▶ Task details:
Please output every entry below precisely as written.

▶ Items from an interface collection:

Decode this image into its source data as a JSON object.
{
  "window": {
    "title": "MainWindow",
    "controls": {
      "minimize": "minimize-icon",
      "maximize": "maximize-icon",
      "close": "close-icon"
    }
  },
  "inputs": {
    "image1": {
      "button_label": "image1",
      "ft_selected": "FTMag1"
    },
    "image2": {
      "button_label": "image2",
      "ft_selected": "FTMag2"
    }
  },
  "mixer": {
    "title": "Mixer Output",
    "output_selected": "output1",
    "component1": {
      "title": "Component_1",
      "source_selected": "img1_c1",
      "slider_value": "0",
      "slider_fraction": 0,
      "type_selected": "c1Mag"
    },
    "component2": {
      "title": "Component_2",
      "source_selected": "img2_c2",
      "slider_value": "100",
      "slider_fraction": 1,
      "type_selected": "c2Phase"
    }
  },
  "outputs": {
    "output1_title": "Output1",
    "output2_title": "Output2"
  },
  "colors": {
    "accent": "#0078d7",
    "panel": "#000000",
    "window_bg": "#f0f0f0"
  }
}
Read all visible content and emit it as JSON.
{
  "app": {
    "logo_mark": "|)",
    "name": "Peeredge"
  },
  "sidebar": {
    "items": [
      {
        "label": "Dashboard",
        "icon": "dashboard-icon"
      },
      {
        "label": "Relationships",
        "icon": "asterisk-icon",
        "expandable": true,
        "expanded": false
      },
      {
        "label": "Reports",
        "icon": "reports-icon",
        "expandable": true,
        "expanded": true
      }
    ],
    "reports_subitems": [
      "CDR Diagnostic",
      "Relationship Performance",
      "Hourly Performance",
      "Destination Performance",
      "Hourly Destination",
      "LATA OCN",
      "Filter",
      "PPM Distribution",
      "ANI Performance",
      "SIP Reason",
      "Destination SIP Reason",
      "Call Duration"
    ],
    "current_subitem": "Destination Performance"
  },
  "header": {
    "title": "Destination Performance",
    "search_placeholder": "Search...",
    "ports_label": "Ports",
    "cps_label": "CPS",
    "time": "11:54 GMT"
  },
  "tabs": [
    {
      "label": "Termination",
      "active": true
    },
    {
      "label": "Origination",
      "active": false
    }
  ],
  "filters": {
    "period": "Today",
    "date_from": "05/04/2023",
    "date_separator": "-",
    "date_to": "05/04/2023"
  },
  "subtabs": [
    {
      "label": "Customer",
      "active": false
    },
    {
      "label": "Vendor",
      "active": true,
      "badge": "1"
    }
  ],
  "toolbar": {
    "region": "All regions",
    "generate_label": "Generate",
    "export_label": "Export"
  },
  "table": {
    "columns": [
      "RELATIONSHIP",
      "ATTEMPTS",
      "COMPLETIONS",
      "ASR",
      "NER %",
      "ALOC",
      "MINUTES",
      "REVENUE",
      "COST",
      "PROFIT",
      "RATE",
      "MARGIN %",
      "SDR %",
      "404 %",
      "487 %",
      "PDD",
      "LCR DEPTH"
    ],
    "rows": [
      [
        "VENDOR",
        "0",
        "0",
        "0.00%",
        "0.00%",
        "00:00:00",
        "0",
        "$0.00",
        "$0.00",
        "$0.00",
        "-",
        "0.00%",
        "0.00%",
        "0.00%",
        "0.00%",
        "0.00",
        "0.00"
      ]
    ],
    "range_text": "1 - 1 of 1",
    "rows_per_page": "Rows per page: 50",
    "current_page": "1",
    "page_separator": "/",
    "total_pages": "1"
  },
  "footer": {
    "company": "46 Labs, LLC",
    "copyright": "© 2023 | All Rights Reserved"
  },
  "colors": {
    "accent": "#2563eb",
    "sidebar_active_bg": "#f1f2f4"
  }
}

▶ Task response:
Decode this image into its source data as a JSON object.
{
  "window": {
    "title": "MainWindow",
    "controls": {
      "minimize": "minimize-icon",
      "maximize": "maximize-icon",
      "close": "close-icon"
    }
  },
  "inputs": {
    "image1": {
      "button_label": "image1",
      "ft_selected": "FTMag1"
    },
    "image2": {
      "button_label": "image2",
      "ft_selected": "FTMag2"
    }
  },
  "mixer": {
    "title": "Mixer Output",
    "output_selected": "output1",
    "component1": {
      "title": "Component_1",
      "source_selected": "img1_c1",
      "slider_value": "0",
      "slider_fraction": 0,
      "type_selected": "c1Mag"
    },
    "component2": {
      "title": "Component_2",
      "source_selected": "img2_c2",
      "slider_value": "100",
      "slider_fraction": 1,
      "type_selected": "c2Phase"
    }
  },
  "outputs": {
    "output1_title": "Output1",
    "output2_title": "Output2"
  },
  "colors": {
    "accent": "#0078d7",
    "panel": "#000000",
    "window_bg": "#f0f0f0"
  }
}
Read all visible content and emit it as JSON.
{
  "app": {
    "logo_mark": "|)",
    "name": "Peeredge"
  },
  "sidebar": {
    "items": [
      {
        "label": "Dashboard",
        "icon": "dashboard-icon"
      },
      {
        "label": "Relationships",
        "icon": "asterisk-icon",
        "expandable": true,
        "expanded": false
      },
      {
        "label": "Reports",
        "icon": "reports-icon",
        "expandable": true,
        "expanded": true
      }
    ],
    "reports_subitems": [
      "CDR Diagnostic",
      "Relationship Performance",
      "Hourly Performance",
      "Destination Performance",
      "Hourly Destination",
      "LATA OCN",
      "Filter",
      "PPM Distribution",
      "ANI Performance",
      "SIP Reason",
      "Destination SIP Reason",
      "Call Duration"
    ],
    "current_subitem": "Destination Performance"
  },
  "header": {
    "title": "Destination Performance",
    "search_placeholder": "Search...",
    "ports_label": "Ports",
    "cps_label": "CPS",
    "time": "11:54 GMT"
  },
  "tabs": [
    {
      "label": "Termination",
      "active": true
    },
    {
      "label": "Origination",
      "active": false
    }
  ],
  "filters": {
    "period": "Today",
    "date_from": "05/04/2023",
    "date_separator": "-",
    "date_to": "05/04/2023"
  },
  "subtabs": [
    {
      "label": "Customer",
      "active": false
    },
    {
      "label": "Vendor",
      "active": true,
      "badge": "1"
    }
  ],
  "toolbar": {
    "region": "All regions",
    "generate_label": "Generate",
    "export_label": "Export"
  },
  "table": {
    "columns": [
      "RELATIONSHIP",
      "ATTEMPTS",
      "COMPLETIONS",
      "ASR",
      "NER %",
      "ALOC",
      "MINUTES",
      "REVENUE",
      "COST",
      "PROFIT",
      "RATE",
      "MARGIN %",
      "SDR %",
      "404 %",
      "487 %",
      "PDD",
      "LCR DEPTH"
    ],
    "rows": [
      [
        "VENDOR",
        "0",
        "0",
        "0.00%",
        "0.00%",
        "00:00:00",
        "0",
        "$0.00",
        "$0.00",
        "$0.00",
        "-",
        "0.00%",
        "0.00%",
        "0.00%",
        "0.00%",
        "0.00",
        "0.00"
      ]
    ],
    "range_text": "1 - 1 of 1",
    "rows_per_page": "Rows per page: 50",
    "current_page": "1",
    "page_separator": "/",
    "total_pages": "1"
  },
  "footer": {
    "company": "46 Labs, LLC",
    "copyright": "© 2023 | All Rights Reserved"
  },
  "colors": {
    "accent": "#2563eb",
    "sidebar_active_bg": "#f1f2f4"
  }
}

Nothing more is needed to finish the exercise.